## App and web page records
+ + + +

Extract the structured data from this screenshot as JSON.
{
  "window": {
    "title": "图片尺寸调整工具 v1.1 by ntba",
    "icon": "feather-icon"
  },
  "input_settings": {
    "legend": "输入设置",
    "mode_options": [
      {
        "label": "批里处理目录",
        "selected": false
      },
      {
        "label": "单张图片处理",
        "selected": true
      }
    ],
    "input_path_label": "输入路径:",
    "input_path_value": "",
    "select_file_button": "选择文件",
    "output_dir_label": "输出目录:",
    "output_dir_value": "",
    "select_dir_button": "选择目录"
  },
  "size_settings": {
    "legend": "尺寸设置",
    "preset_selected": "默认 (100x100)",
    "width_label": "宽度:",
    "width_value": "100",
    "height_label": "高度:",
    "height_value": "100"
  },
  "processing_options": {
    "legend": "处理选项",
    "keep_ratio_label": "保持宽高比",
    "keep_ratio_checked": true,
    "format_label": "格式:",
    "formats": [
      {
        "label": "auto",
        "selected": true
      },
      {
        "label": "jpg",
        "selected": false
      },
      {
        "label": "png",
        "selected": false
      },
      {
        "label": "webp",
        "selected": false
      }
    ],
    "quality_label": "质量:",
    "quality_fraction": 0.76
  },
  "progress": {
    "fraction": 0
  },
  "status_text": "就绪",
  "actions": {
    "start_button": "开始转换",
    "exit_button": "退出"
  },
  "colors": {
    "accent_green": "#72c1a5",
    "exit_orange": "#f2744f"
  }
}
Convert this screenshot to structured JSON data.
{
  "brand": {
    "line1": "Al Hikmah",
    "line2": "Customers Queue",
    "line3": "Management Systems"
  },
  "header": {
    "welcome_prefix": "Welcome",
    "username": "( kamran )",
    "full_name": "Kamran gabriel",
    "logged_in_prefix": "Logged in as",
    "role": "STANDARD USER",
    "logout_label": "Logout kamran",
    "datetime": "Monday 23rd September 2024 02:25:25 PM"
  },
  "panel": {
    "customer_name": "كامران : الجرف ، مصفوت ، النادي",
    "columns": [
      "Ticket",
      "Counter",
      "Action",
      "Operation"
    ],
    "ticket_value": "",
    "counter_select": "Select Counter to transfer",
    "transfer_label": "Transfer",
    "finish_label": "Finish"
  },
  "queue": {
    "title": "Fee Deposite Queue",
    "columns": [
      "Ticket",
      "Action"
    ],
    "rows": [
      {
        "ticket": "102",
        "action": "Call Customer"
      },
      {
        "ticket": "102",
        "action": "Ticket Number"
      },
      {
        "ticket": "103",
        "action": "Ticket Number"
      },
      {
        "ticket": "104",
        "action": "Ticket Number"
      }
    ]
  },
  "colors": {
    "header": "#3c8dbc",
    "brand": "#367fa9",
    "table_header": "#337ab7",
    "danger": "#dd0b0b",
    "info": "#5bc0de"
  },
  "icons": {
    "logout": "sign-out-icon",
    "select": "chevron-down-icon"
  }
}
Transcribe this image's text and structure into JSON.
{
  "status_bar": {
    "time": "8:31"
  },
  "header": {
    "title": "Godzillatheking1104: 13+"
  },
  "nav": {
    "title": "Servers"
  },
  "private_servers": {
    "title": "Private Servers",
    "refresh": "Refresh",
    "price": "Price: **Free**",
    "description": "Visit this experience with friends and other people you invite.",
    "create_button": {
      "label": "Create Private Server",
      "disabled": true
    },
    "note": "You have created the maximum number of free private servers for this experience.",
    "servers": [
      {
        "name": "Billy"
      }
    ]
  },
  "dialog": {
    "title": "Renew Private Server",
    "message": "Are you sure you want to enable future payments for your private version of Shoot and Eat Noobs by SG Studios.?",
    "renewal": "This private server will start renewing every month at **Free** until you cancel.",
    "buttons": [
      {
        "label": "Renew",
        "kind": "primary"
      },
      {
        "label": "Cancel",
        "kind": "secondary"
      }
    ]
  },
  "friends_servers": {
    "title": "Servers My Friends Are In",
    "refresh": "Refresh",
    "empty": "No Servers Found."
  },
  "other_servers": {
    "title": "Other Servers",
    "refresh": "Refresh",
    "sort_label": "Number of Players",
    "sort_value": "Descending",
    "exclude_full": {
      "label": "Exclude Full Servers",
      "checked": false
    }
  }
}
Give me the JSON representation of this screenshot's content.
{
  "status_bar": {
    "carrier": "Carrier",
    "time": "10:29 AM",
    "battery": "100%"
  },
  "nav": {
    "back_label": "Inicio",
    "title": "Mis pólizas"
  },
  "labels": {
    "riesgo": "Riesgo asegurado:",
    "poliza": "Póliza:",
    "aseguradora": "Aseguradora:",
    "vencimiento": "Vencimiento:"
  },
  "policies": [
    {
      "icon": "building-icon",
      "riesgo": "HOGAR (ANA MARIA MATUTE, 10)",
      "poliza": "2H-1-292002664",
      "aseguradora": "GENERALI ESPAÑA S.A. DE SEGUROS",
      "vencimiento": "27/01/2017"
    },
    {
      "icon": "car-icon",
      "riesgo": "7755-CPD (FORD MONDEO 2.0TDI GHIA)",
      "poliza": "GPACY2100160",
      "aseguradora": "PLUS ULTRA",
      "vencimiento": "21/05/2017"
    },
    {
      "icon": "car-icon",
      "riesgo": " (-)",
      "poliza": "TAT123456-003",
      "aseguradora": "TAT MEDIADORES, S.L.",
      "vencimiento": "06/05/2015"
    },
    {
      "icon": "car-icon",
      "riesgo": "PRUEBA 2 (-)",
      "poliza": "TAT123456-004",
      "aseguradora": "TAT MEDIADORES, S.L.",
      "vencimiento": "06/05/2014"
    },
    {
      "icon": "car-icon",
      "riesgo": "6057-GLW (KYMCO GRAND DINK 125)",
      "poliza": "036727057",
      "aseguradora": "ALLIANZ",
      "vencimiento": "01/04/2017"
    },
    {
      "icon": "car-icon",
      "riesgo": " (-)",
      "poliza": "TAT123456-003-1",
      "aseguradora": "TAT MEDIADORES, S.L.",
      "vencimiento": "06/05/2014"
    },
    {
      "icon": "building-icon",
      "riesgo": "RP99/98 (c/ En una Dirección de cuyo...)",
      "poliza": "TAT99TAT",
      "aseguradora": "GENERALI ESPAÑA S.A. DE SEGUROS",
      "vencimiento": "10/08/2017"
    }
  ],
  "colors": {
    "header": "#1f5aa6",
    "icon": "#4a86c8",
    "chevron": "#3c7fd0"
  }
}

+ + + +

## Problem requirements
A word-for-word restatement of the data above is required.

## Answer section
Extract the structured data from this screenshot as JSON.
{
  "window": {
    "title": "图片尺寸调整工具 v1.1 by ntba",
    "icon": "feather-icon"
  },
  "input_settings": {
    "legend": "输入设置",
    "mode_options": [
      {
        "label": "批里处理目录",
        "selected": false
      },
      {
        "label": "单张图片处理",
        "selected": true
      }
    ],
    "input_path_label": "输入路径:",
    "input_path_value": "",
    "select_file_button": "选择文件",
    "output_dir_label": "输出目录:",
    "output_dir_value": "",
    "select_dir_button": "选择目录"
  },
  "size_settings": {
    "legend": "尺寸设置",
    "preset_selected": "默认 (100x100)",
    "width_label": "宽度:",
    "width_value": "100",
    "height_label": "高度:",
    "height_value": "100"
  },
  "processing_options": {
    "legend": "处理选项",
    "keep_ratio_label": "保持宽高比",
    "keep_ratio_checked": true,
    "format_label": "格式:",
    "formats": [
      {
        "label": "auto",
        "selected": true
      },
      {
        "label": "jpg",
        "selected": false
      },
      {
        "label": "png",
        "selected": false
      },
      {
        "label": "webp",
        "selected": false
      }
    ],
    "quality_label": "质量:",
    "quality_fraction": 0.76
  },
  "progress": {
    "fraction": 0
  },
  "status_text": "就绪",
  "actions": {
    "start_button": "开始转换",
    "exit_button": "退出"
  },
  "colors": {
    "accent_green": "#72c1a5",
    "exit_orange": "#f2744f"
  }
}
Convert this screenshot to structured JSON data.
{
  "brand": {
    "line1": "Al Hikmah",
    "line2": "Customers Queue",
    "line3": "Management Systems"
  },
  "header": {
    "welcome_prefix": "Welcome",
    "username": "( kamran )",
    "full_name": "Kamran gabriel",
    "logged_in_prefix": "Logged in as",
    "role": "STANDARD USER",
    "logout_label": "Logout kamran",
    "datetime": "Monday 23rd September 2024 02:25:25 PM"
  },
  "panel": {
    "customer_name": "كامران : الجرف ، مصفوت ، النادي",
    "columns": [
      "Ticket",
      "Counter",
      "Action",
      "Operation"
    ],
    "ticket_value": "",
    "counter_select": "Select Counter to transfer",
    "transfer_label": "Transfer",
    "finish_label": "Finish"
  },
  "queue": {
    "title": "Fee Deposite Queue",
    "columns": [
      "Ticket",
      "Action"
    ],
    "rows": [
      {
        "ticket": "102",
        "action": "Call Customer"
      },
      {
        "ticket": "102",
        "action": "Ticket Number"
      },
      {
        "ticket": "103",
        "action": "Ticket Number"
      },
      {
        "ticket": "104",
        "action": "Ticket Number"
      }
    ]
  },
  "colors": {
    "header": "#3c8dbc",
    "brand": "#367fa9",
    "table_header": "#337ab7",
    "danger": "#dd0b0b",
    "info": "#5bc0de"
  },
  "icons": {
    "logout": "sign-out-icon",
    "select": "chevron-down-icon"
  }
}
Transcribe this image's text and structure into JSON.
{
  "status_bar": {
    "time": "8:31"
  },
  "header": {
    "title": "Godzillatheking1104: 13+"
  },
  "nav": {
    "title": "Servers"
  },
  "private_servers": {
    "title": "Private Servers",
    "refresh": "Refresh",
    "price": "Price: **Free**",
    "description": "Visit this experience with friends and other people you invite.",
    "create_button": {
      "label": "Create Private Server",
      "disabled": true
    },
    "note": "You have created the maximum number of free private servers for this experience.",
    "servers": [
      {
        "name": "Billy"
      }
    ]
  },
  "dialog": {
    "title": "Renew Private Server",
    "message": "Are you sure you want to enable future payments for your private version of Shoot and Eat Noobs by SG Studios.?",
    "renewal": "This private server will start renewing every month at **Free** until you cancel.",
    "buttons": [
      {
        "label": "Renew",
        "kind": "primary"
      },
      {
        "label": "Cancel",
        "kind": "secondary"
      }
    ]
  },
  "friends_servers": {
    "title": "Servers My Friends Are In",
    "refresh": "Refresh",
    "empty": "No Servers Found."
  },
  "other_servers": {
    "title": "Other Servers",
    "refresh": "Refresh",
    "sort_label": "Number of Players",
    "sort_value": "Descending",
    "exclude_full": {
      "label": "Exclude Full Servers",
      "checked": false
    }
  }
}
Give me the JSON representation of this screenshot's content.
{
  "status_bar": {
    "carrier": "Carrier",
    "time": "10:29 AM",
    "battery": "100%"
  },
  "nav": {
    "back_label": "Inicio",
    "title": "Mis pólizas"
  },
  "labels": {
    "riesgo": "Riesgo asegurado:",
    "poliza": "Póliza:",
    "aseguradora": "Aseguradora:",
    "vencimiento": "Vencimiento:"
  },
  "policies": [
    {
      "icon": "building-icon",
      "riesgo": "HOGAR (ANA MARIA MATUTE, 10)",
      "poliza": "2H-1-292002664",
      "aseguradora": "GENERALI ESPAÑA S.A. DE SEGUROS",
      "vencimiento": "27/01/2017"
    },
    {
      "icon": "car-icon",
      "riesgo": "7755-CPD (FORD MONDEO 2.0TDI GHIA)",
      "poliza": "GPACY2100160",
      "aseguradora": "PLUS ULTRA",
      "vencimiento": "21/05/2017"
    },
    {
      "icon": "car-icon",
      "riesgo": " (-)",
      "poliza": "TAT123456-003",
      "aseguradora": "TAT MEDIADORES, S.L.",
      "vencimiento": "06/05/2015"
    },
    {
      "icon": "car-icon",
      "riesgo": "PRUEBA 2 (-)",
      "poliza": "TAT123456-004",
      "aseguradora": "TAT MEDIADORES, S.L.",
      "vencimiento": "06/05/2014"
    },
    {
      "icon": "car-icon",
      "riesgo": "6057-GLW (KYMCO GRAND DINK 125)",
      "poliza": "036727057",
      "aseguradora": "ALLIANZ",
      "vencimiento": "01/04/2017"
    },
    {
      "icon": "car-icon",
      "riesgo": " (-)",
      "poliza": "TAT123456-003-1",
      "aseguradora": "TAT MEDIADORES, S.L.",
      "vencimiento": "06/05/2014"
    },
    {
      "icon": "building-icon",
      "riesgo": "RP99/98 (c/ En una Dirección de cuyo...)",
      "poliza": "TAT99TAT",
      "aseguradora": "GENERALI ESPAÑA S.A. DE SEGUROS",
      "vencimiento": "10/08/2017"
    }
  ],
  "colors": {
    "header": "#1f5aa6",
    "icon": "#4a86c8",
    "chevron": "#3c7fd0"
  }
}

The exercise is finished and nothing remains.